*RECORDS FOR THE EXERCISE*
++++++

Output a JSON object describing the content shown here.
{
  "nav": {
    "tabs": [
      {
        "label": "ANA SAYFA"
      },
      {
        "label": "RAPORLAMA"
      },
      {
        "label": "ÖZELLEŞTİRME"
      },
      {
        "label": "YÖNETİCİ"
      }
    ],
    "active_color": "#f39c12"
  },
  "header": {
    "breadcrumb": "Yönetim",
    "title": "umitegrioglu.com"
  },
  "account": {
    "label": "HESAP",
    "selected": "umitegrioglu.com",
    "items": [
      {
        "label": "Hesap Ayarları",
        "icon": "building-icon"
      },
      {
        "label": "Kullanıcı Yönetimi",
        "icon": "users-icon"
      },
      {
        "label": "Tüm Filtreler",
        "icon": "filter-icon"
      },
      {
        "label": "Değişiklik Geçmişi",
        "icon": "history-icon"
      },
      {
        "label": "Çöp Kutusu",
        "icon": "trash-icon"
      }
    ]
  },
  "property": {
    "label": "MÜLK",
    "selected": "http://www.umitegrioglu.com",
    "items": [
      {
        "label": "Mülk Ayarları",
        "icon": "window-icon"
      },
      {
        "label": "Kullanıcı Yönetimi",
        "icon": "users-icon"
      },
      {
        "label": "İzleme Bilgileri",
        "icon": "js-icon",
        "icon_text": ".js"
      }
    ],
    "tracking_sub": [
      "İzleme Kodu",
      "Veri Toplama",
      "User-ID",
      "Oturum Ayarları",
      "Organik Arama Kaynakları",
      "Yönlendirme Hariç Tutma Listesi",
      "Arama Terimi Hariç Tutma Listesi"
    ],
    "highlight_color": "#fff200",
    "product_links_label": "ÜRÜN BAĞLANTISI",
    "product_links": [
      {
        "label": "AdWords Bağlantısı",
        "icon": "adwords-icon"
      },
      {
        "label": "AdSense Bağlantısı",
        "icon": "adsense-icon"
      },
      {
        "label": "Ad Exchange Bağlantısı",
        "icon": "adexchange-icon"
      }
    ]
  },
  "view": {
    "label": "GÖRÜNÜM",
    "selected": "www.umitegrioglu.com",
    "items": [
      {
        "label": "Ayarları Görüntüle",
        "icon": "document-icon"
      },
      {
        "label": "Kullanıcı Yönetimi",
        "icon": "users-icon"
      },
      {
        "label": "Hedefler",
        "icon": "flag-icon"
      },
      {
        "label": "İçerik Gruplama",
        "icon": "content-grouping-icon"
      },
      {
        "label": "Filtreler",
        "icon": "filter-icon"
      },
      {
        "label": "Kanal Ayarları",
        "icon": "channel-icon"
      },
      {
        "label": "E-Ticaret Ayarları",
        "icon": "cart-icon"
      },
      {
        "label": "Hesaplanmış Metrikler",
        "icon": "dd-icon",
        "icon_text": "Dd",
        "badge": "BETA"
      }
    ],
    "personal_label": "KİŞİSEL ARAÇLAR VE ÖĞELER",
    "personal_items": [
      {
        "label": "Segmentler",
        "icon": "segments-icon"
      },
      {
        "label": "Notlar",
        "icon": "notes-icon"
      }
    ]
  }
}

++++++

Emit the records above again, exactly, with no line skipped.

Output a JSON object describing the content shown here.
{
  "nav": {
    "tabs": [
      {
        "label": "ANA SAYFA"
      },
      {
        "label": "RAPORLAMA"
      },
      {
        "label": "ÖZELLEŞTİRME"
      },
      {
        "label": "YÖNETİCİ"
      }
    ],
    "active_color": "#f39c12"
  },
  "header": {
    "breadcrumb": "Yönetim",
    "title": "umitegrioglu.com"
  },
  "account": {
    "label": "HESAP",
    "selected": "umitegrioglu.com",
    "items": [
      {
        "label": "Hesap Ayarları",
        "icon": "building-icon"
      },
      {
        "label": "Kullanıcı Yönetimi",
        "icon": "users-icon"
      },
      {
        "label": "Tüm Filtreler",
        "icon": "filter-icon"
      },
      {
        "label": "Değişiklik Geçmişi",
        "icon": "history-icon"
      },
      {
        "label": "Çöp Kutusu",
        "icon": "trash-icon"
      }
    ]
  },
  "property": {
    "label": "MÜLK",
    "selected": "http://www.umitegrioglu.com",
    "items": [
      {
        "label": "Mülk Ayarları",
        "icon": "window-icon"
      },
      {
        "label": "Kullanıcı Yönetimi",
        "icon": "users-icon"
      },
      {
        "label": "İzleme Bilgileri",
        "icon": "js-icon",
        "icon_text": ".js"
      }
    ],
    "tracking_sub": [
      "İzleme Kodu",
      "Veri Toplama",
      "User-ID",
      "Oturum Ayarları",
      "Organik Arama Kaynakları",
      "Yönlendirme Hariç Tutma Listesi",
      "Arama Terimi Hariç Tutma Listesi"
    ],
    "highlight_color": "#fff200",
    "product_links_label": "ÜRÜN BAĞLANTISI",
    "product_links": [
      {
        "label": "AdWords Bağlantısı",
        "icon": "adwords-icon"
      },
      {
        "label": "AdSense Bağlantısı",
        "icon": "adsense-icon"
      },
      {
        "label": "Ad Exchange Bağlantısı",
        "icon": "adexchange-icon"
      }
    ]
  },
  "view": {
    "label": "GÖRÜNÜM",
    "selected": "www.umitegrioglu.com",
    "items": [
      {
        "label": "Ayarları Görüntüle",
        "icon": "document-icon"
      },
      {
        "label": "Kullanıcı Yönetimi",
        "icon": "users-icon"
      },
      {
        "label": "Hedefler",
        "icon": "flag-icon"
      },
      {
        "label": "İçerik Gruplama",
        "icon": "content-grouping-icon"
      },
      {
        "label": "Filtreler",
        "icon": "filter-icon"
      },
      {
        "label": "Kanal Ayarları",
        "icon": "channel-icon"
      },
      {
        "label": "E-Ticaret Ayarları",
        "icon": "cart-icon"
      },
      {
        "label": "Hesaplanmış Metrikler",
        "icon": "dd-icon",
        "icon_text": "Dd",
        "badge": "BETA"
      }
    ],
    "personal_label": "KİŞİSEL ARAÇLAR VE ÖĞELER",
    "personal_items": [
      {
        "label": "Segmentler",
        "icon": "segments-icon"
      },
      {
        "label": "Notlar",
        "icon": "notes-icon"
      }
    ]
  }
}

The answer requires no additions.